[App and web page records]
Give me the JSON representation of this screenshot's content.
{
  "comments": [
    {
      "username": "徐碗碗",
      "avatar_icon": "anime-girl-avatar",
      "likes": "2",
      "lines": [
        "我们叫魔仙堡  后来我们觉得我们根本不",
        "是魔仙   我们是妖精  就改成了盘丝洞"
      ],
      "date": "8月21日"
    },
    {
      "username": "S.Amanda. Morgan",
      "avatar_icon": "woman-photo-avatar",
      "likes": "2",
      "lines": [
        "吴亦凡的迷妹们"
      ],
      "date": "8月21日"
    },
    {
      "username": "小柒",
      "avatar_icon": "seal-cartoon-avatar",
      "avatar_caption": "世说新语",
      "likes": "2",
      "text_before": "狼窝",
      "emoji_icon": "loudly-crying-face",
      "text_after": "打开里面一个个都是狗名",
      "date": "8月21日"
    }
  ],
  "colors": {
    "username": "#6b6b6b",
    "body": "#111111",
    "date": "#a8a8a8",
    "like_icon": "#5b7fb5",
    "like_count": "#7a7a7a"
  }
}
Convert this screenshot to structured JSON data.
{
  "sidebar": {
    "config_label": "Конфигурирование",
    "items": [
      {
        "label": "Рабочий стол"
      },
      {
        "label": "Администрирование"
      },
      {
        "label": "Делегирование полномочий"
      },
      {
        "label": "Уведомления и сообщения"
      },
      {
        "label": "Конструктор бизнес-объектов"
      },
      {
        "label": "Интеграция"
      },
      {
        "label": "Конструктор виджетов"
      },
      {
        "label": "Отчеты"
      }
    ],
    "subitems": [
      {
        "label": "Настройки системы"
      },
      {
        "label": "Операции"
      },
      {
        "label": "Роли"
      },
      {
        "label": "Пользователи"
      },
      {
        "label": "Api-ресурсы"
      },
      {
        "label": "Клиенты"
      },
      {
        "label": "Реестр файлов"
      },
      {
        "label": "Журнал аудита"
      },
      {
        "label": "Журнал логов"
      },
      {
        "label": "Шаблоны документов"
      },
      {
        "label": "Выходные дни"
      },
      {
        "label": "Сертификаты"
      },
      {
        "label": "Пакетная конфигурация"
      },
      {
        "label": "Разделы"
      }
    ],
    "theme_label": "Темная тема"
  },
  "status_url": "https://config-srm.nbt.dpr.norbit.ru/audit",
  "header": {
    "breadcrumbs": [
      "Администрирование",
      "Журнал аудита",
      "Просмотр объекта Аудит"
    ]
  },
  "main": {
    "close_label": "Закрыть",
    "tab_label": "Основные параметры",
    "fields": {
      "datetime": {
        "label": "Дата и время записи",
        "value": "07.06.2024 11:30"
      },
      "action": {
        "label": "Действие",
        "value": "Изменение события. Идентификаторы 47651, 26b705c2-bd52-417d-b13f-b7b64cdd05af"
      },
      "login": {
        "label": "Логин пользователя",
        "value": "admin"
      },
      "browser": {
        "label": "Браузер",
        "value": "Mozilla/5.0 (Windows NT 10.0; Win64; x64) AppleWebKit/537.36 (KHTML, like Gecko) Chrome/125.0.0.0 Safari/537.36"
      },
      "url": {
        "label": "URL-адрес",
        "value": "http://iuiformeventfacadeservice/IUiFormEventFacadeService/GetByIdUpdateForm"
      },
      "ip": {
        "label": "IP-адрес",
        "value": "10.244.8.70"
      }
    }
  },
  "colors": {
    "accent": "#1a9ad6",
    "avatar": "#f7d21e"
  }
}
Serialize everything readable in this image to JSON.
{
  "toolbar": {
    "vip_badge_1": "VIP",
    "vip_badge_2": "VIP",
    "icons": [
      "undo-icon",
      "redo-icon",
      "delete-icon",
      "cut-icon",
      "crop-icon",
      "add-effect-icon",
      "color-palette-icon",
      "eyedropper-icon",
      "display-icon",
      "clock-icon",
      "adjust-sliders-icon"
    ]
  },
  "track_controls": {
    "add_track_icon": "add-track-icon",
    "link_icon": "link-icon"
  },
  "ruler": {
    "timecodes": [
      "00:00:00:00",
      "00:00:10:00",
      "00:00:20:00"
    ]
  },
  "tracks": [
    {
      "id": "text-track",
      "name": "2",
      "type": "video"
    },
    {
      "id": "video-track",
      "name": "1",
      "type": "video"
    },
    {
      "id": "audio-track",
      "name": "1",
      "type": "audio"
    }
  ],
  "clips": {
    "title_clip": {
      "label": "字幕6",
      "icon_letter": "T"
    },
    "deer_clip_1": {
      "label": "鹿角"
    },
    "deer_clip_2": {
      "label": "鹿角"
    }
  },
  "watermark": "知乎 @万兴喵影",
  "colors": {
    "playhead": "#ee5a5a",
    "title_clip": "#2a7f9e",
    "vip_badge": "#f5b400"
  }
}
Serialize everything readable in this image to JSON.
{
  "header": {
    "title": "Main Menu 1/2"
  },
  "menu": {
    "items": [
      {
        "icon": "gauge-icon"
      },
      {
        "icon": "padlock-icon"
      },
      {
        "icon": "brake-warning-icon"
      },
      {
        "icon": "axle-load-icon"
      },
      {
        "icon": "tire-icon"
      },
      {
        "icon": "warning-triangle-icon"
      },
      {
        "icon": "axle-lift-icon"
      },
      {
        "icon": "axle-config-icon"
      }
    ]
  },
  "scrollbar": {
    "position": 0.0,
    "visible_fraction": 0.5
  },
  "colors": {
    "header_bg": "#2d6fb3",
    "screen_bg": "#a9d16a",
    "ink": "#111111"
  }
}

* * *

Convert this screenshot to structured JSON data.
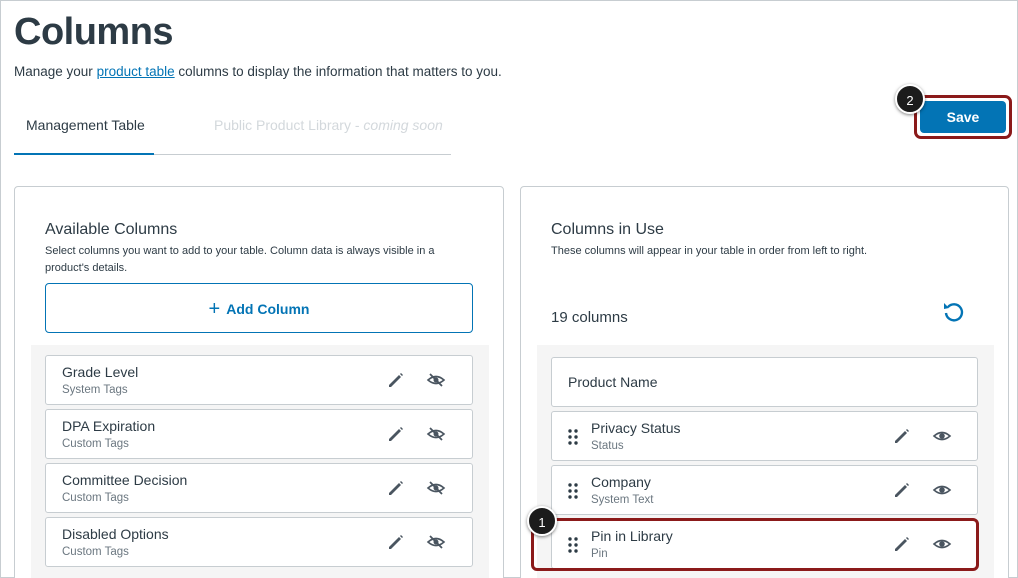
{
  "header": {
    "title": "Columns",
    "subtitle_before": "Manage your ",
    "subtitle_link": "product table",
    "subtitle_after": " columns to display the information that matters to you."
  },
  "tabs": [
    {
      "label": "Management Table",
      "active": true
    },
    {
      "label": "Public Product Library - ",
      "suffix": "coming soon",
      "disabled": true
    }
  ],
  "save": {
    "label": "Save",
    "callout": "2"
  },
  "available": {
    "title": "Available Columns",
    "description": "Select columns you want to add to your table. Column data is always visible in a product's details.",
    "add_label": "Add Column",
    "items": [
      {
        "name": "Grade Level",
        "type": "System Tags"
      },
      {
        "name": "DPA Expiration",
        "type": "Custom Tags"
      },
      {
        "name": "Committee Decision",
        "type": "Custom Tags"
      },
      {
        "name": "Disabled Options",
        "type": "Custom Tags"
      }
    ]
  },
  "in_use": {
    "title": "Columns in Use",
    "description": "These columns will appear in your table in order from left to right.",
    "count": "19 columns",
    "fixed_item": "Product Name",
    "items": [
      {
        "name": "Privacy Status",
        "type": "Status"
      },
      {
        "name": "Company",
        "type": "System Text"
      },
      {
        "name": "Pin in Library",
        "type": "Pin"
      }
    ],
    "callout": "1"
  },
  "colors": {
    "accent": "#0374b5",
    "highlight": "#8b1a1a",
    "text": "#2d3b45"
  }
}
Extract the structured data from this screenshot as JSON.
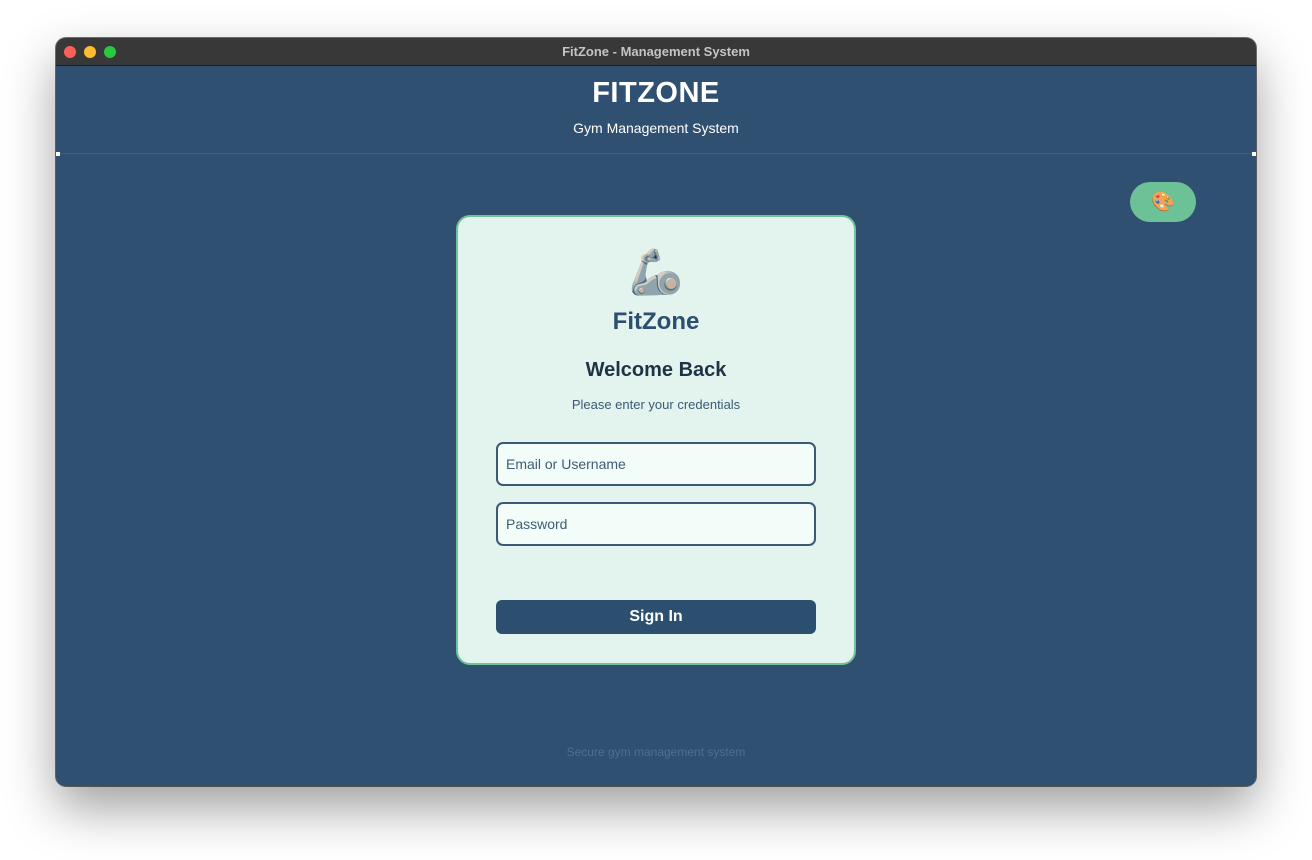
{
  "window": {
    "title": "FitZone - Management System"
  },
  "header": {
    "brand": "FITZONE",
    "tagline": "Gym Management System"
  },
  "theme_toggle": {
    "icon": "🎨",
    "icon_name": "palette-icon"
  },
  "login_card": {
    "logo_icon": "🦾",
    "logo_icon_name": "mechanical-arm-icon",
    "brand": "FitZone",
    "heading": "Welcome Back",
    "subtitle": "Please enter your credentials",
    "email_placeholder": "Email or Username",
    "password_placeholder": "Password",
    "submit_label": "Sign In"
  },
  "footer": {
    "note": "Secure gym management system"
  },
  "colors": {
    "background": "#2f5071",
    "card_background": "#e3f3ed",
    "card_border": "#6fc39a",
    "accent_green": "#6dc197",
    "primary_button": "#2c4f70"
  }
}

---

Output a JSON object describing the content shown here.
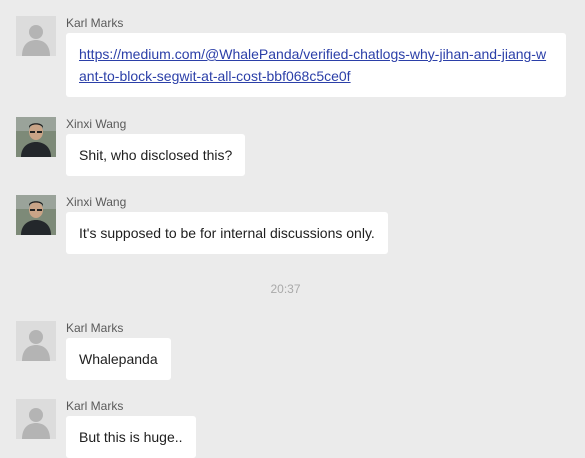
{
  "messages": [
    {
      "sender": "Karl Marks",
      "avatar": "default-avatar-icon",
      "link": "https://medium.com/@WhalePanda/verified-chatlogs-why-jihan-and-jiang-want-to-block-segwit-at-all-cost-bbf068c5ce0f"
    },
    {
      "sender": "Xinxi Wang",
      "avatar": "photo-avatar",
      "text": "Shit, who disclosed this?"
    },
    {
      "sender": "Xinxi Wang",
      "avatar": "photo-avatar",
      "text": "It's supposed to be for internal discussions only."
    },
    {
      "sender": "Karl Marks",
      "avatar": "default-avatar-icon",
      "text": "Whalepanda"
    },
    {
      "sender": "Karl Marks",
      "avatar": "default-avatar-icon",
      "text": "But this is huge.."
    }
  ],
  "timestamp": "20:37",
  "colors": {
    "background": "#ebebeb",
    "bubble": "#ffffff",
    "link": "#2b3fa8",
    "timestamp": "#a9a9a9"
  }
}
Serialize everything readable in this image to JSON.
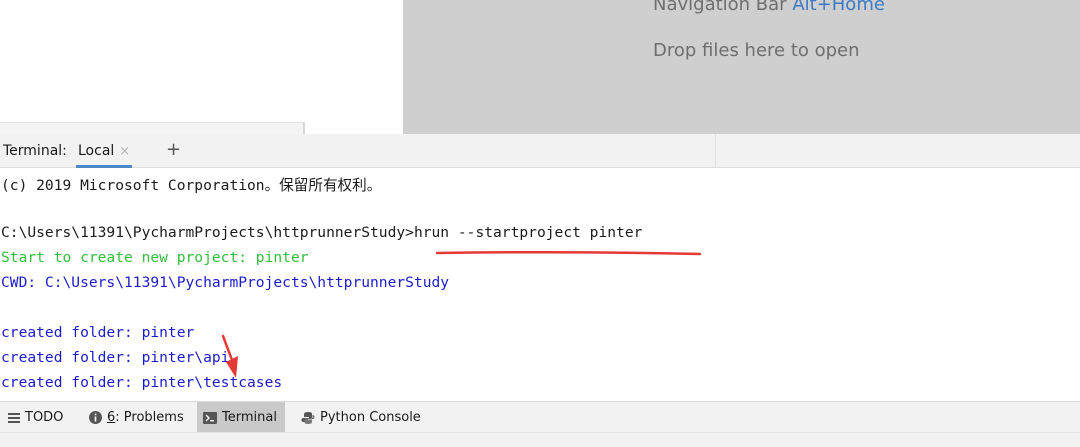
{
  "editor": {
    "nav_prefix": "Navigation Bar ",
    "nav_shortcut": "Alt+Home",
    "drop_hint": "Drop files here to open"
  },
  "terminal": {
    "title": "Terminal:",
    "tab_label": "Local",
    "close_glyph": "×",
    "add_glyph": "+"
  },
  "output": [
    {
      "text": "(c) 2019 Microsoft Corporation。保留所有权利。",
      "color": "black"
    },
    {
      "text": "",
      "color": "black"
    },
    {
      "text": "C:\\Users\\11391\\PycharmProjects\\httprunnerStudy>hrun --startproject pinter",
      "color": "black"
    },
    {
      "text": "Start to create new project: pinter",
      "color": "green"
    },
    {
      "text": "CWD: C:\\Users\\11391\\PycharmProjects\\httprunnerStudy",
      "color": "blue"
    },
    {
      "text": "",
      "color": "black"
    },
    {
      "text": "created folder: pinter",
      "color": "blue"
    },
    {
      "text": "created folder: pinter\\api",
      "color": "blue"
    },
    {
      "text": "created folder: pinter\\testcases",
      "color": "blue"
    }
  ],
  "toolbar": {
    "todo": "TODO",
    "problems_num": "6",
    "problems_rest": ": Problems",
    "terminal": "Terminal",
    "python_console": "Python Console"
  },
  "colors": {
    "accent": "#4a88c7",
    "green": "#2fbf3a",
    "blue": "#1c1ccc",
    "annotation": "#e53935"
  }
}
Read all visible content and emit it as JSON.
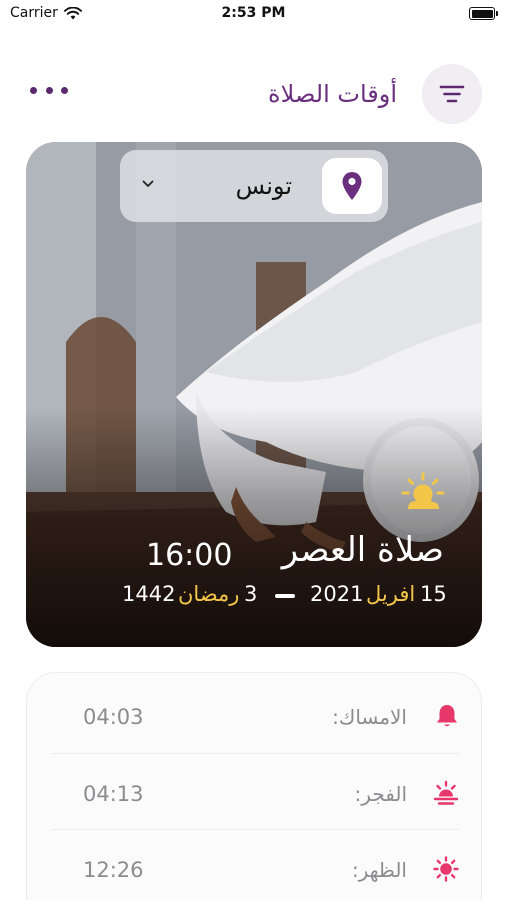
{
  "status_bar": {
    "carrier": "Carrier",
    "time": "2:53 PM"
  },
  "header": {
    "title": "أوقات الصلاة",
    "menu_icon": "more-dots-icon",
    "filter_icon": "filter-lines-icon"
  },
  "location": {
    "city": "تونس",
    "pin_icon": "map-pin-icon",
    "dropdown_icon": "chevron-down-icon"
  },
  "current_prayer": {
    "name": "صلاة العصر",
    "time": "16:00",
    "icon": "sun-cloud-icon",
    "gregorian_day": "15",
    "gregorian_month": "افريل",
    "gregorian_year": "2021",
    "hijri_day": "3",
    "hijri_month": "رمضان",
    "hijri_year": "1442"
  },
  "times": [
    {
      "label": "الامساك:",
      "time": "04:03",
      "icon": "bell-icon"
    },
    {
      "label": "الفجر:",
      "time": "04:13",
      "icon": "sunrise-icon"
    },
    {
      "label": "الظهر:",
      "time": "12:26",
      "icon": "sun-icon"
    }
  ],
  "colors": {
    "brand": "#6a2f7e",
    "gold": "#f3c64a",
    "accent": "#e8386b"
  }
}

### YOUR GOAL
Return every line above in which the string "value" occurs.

### REPLY TO THE TASK
        "value": "07.06.2024 11:30"
        "value": "Изменение события. Идентификаторы 47651, 26b705c2-bd52-417d-b13f-b7b64cdd05af"
        "value": "admin"
        "value": "Mozilla/5.0 (Windows NT 10.0; Win64; x64) AppleWebKit/537.36 (KHTML, like Gecko) Chrome/125.0.0.0 Safari/537.36"
        "value": "http://iuiformeventfacadeservice/IUiFormEventFacadeService/GetByIdUpdateForm"
        "value": "10.244.8.70"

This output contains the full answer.